A clarinet ligature has an affect on the sound that the instrument produces because it controls how the reed is able to move. Think about what type of music you intend to play and where you plan on playing it to ensure that you get a ligature that will produce the right kind of sound. Metal ligatures produce a richer, fuller sound and are best for use in large concert halls or for soloists. A fabric ligature will result in a softer sound that works well for smaller venues or group performances. You might even find it necessary to have more than one ligature so that you can produce the right kind of sound for any occasion.
Another factor that can affect the sound made with a clarinet ligature is whether it is inverted or standard. A standard ligature has screws that point towards the musician, and an inverted version has screws that point away. The choice between the two is largely one of personal preference, although some clarinetists believe that an inverted model allows the reed to blow more freely.

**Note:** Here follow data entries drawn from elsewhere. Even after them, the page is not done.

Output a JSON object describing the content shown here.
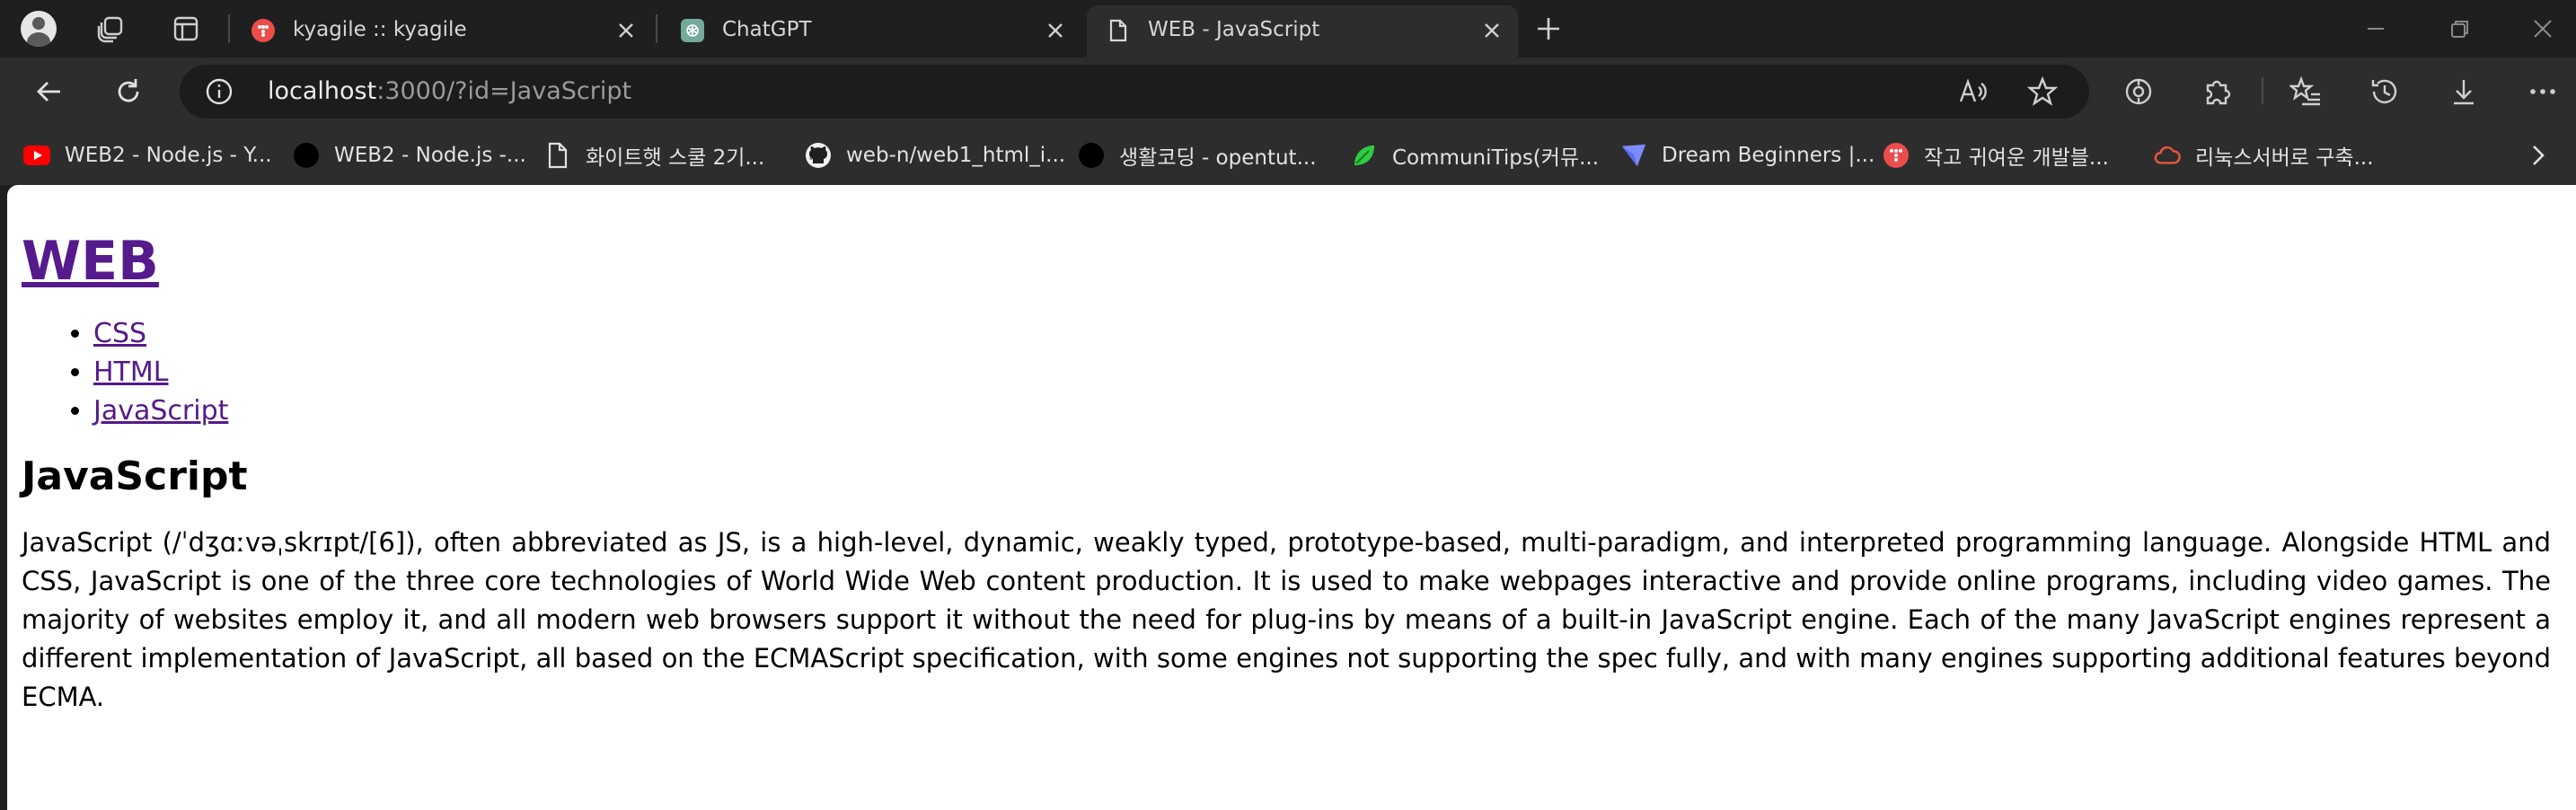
{
  "tabs": [
    {
      "title": "kyagile :: kyagile",
      "favicon": "tistory-icon",
      "color": "#eb4d4b"
    },
    {
      "title": "ChatGPT",
      "favicon": "chatgpt-icon",
      "color": "#74aa9c"
    },
    {
      "title": "WEB - JavaScript",
      "favicon": "page-icon",
      "active": true
    }
  ],
  "address_bar": {
    "host": "localhost",
    "rest": ":3000/?id=JavaScript"
  },
  "bookmarks": [
    {
      "label": "WEB2 - Node.js - Y...",
      "icon": "youtube-icon"
    },
    {
      "label": "WEB2 - Node.js -...",
      "icon": "opentutorials-icon"
    },
    {
      "label": "화이트햇 스쿨 2기...",
      "icon": "document-icon"
    },
    {
      "label": "web-n/web1_html_i...",
      "icon": "github-icon"
    },
    {
      "label": "생활코딩 - opentut...",
      "icon": "opentutorials-icon"
    },
    {
      "label": "CommuniTips(커뮤...",
      "icon": "leaf-icon"
    },
    {
      "label": "Dream Beginners |...",
      "icon": "dream-icon"
    },
    {
      "label": "작고 귀여운 개발블...",
      "icon": "tistory-icon"
    },
    {
      "label": "리눅스서버로 구축...",
      "icon": "cloud-icon"
    }
  ],
  "page": {
    "site_title": "WEB",
    "nav_links": [
      "CSS",
      "HTML",
      "JavaScript"
    ],
    "heading": "JavaScript",
    "body": "JavaScript (/ˈdʒɑːvəˌskrɪpt/[6]), often abbreviated as JS, is a high-level, dynamic, weakly typed, prototype-based, multi-paradigm, and interpreted programming language. Alongside HTML and CSS, JavaScript is one of the three core technologies of World Wide Web content production. It is used to make webpages interactive and provide online programs, including video games. The majority of websites employ it, and all modern web browsers support it without the need for plug-ins by means of a built-in JavaScript engine. Each of the many JavaScript engines represent a different implementation of JavaScript, all based on the ECMAScript specification, with some engines not supporting the spec fully, and with many engines supporting additional features beyond ECMA."
  },
  "colors": {
    "chrome_bg": "#1f1f1f",
    "toolbar_bg": "#2d2d2d",
    "visited_link": "#551a8b"
  }
}
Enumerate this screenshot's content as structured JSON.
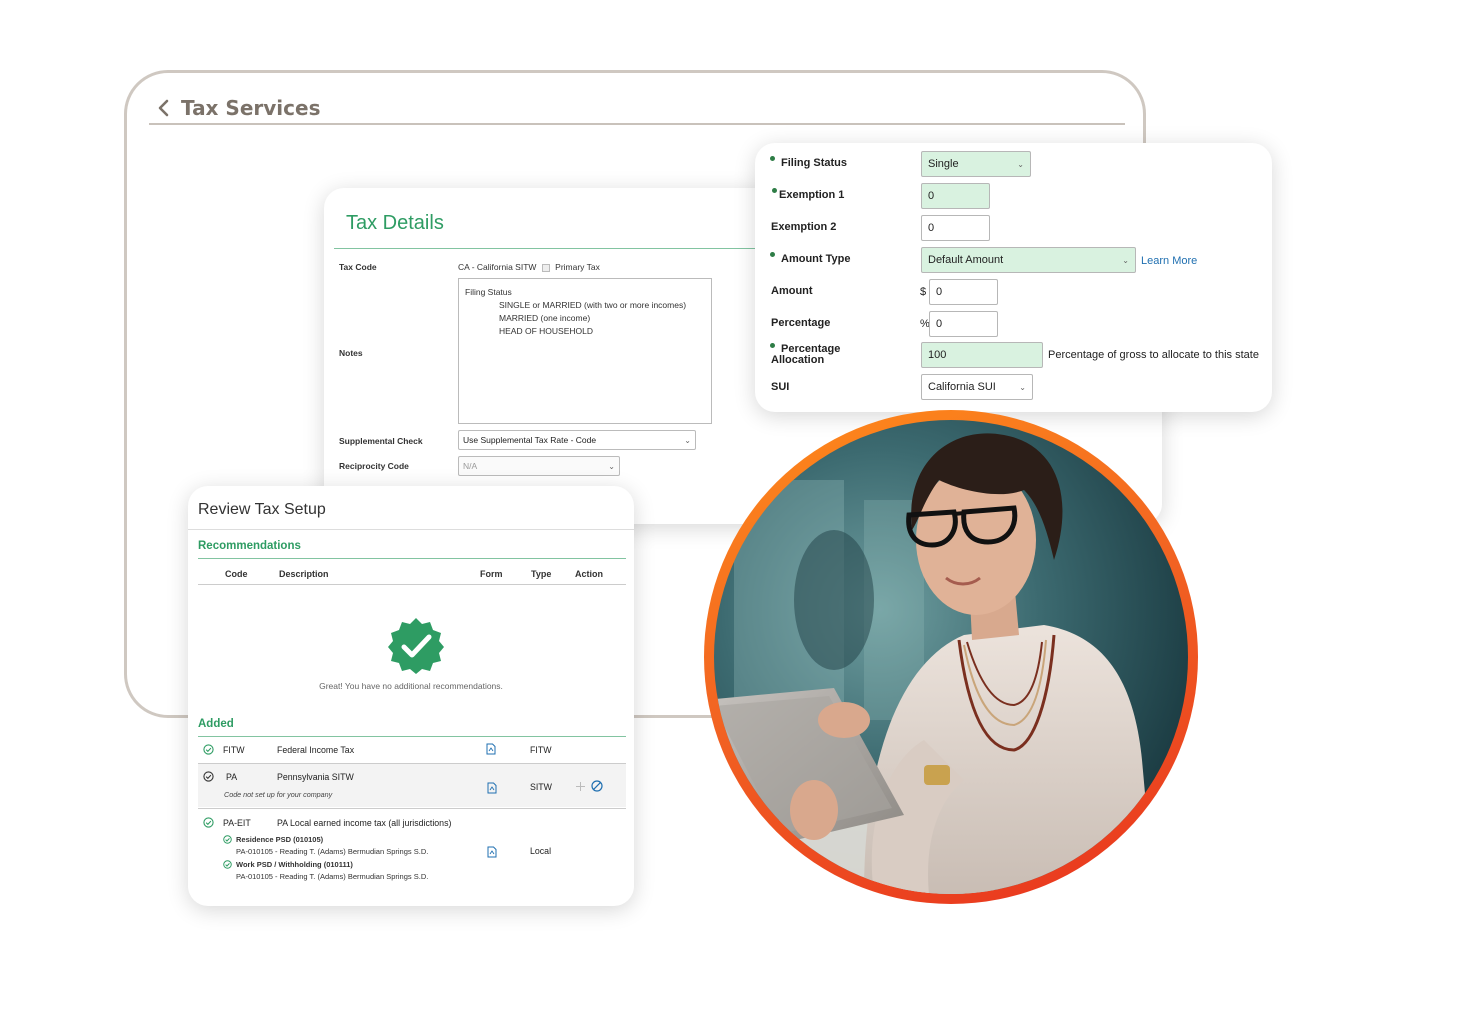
{
  "tax_services": {
    "title": "Tax Services"
  },
  "tax_details": {
    "title": "Tax Details",
    "tax_code_label": "Tax Code",
    "tax_code_value": "CA - California SITW",
    "primary_tax_label": "Primary Tax",
    "notes_label": "Notes",
    "notes_lines": [
      "Filing Status",
      "SINGLE or MARRIED (with two or more incomes)",
      "MARRIED (one income)",
      "HEAD OF HOUSEHOLD"
    ],
    "supplemental_label": "Supplemental Check",
    "supplemental_value": "Use Supplemental Tax Rate - Code",
    "reciprocity_label": "Reciprocity Code",
    "reciprocity_value": "N/A"
  },
  "filing": {
    "filing_status_label": "Filing Status",
    "filing_status_value": "Single",
    "exemption1_label": "Exemption 1",
    "exemption1_value": "0",
    "exemption2_label": "Exemption 2",
    "exemption2_value": "0",
    "amount_type_label": "Amount Type",
    "amount_type_value": "Default Amount",
    "learn_more": "Learn More",
    "amount_label": "Amount",
    "amount_prefix": "$",
    "amount_value": "0",
    "percentage_label": "Percentage",
    "percentage_prefix": "%",
    "percentage_value": "0",
    "percentage_allocation_label_1": "Percentage",
    "percentage_allocation_label_2": "Allocation",
    "percentage_allocation_value": "100",
    "percentage_allocation_hint": "Percentage of gross to allocate to this state",
    "sui_label": "SUI",
    "sui_value": "California SUI"
  },
  "review": {
    "title": "Review Tax Setup",
    "recommendations_heading": "Recommendations",
    "columns": [
      "Code",
      "Description",
      "Form",
      "Type",
      "Action"
    ],
    "empty_message": "Great! You have no additional recommendations.",
    "added_heading": "Added",
    "rows": [
      {
        "code": "FITW",
        "description": "Federal Income Tax",
        "type": "FITW"
      },
      {
        "code": "PA",
        "description": "Pennsylvania SITW",
        "note": "Code not set up for your company",
        "type": "SITW"
      },
      {
        "code": "PA-EIT",
        "description": "PA Local earned income tax (all jurisdictions)",
        "type": "Local",
        "sub": [
          {
            "title": "Residence PSD (010105)",
            "detail": "PA-010105 - Reading T. (Adams) Bermudian Springs S.D."
          },
          {
            "title": "Work PSD / Withholding (010111)",
            "detail": "PA-010105 - Reading T. (Adams) Bermudian Springs S.D."
          }
        ]
      }
    ]
  },
  "colors": {
    "brand_green": "#2e9c63",
    "field_green": "#d9f2e0",
    "link_blue": "#1f6fb0",
    "ring_orange": "#f26522",
    "frame_gray": "#cfc8c1"
  }
}
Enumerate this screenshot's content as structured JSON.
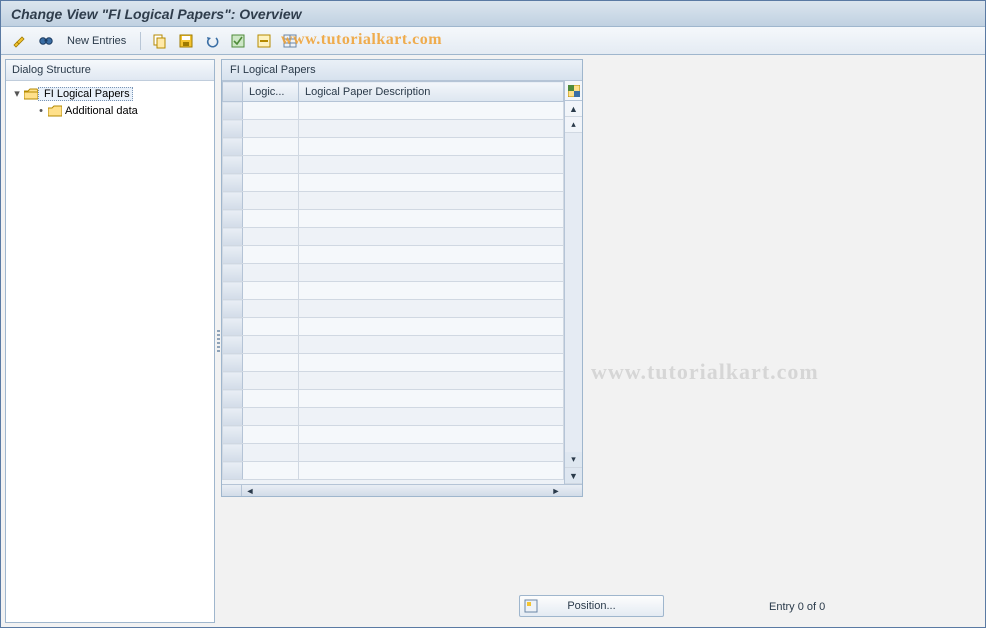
{
  "title": "Change View \"FI Logical Papers\": Overview",
  "watermark": "www.tutorialkart.com",
  "toolbar": {
    "new_entries_label": "New Entries"
  },
  "tree": {
    "header": "Dialog Structure",
    "root": {
      "label": "FI Logical Papers"
    },
    "child": {
      "label": "Additional data"
    }
  },
  "table": {
    "title": "FI Logical Papers",
    "columns": {
      "col1": "Logic...",
      "col2": "Logical Paper Description"
    },
    "row_count": 21
  },
  "footer": {
    "position_label": "Position...",
    "entry_text": "Entry 0 of 0"
  }
}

The material used for a clarinet ligature can be as simple and cheap as electrical tape or as fine and expensive as gold. Some clarinetists are perfectly happy using a simple piece of string or leather, while some would rather have the newest no-screws design. Think about how durable you need the ligature to be, how many you want to have, and how long you plan to use it to help you decide what price is right for you.
Frequently Asked Questions
What factors should I consider when choosing a clarinet ligature?
When selecting a clarinet ligature, consider the material (metal, leather, or synthetic), which affects the resonance and response. The fit and ease of adjustment are crucial for securing the reed properly. Additionally, the design, such as inverted or standard, can influence the tone and articulation. Personal preference and playing style also play a significant role in finding the best ligature for your needs.
How does the material of a clarinet ligature affect my playing?
The material of a clarinet ligature impacts the instrument's sound and response. Metal ligatures typically offer a brighter, more focused tone and quicker response, while leather and synthetic options provide a warmer, more rounded sound. Experimenting with different materials can help you find the right balance of flexibility and resistance that complements your playing style.
Can the design of a clarinet ligature change the instrument's sound?
Yes, the design of a clarinet ligature can significantly change the instrument's sound. Inverted ligatures, which have screws positioned over the reed, can offer a freer vibration, leading to a more resonant and open sound. Standard ligatures with screws against the mouthpiece can provide a more controlled and focused tone. The choice depends on the desired sound and the player's comfort.
Is it worth investing in an expensive clarinet ligature?
Investing in a high-quality clarinet ligature can be worthwhile, as it can enhance your instrument's sound and playability. However, the most expensive option is not always the best for every player. It's essential to try different ligatures within your budget to determine which one offers the best performance and value for your specific needs.
How often should I replace my clarinet ligature?
There is no set rule for how often you should replace your clarinet ligature, as it depends on its condition and how it affects your playing. Regularly inspect your ligature for signs of wear, such as bending, warping, or loss of tension. If you notice any issues or changes in your sound that you cannot attribute to other factors, it might be time to consider a replacement.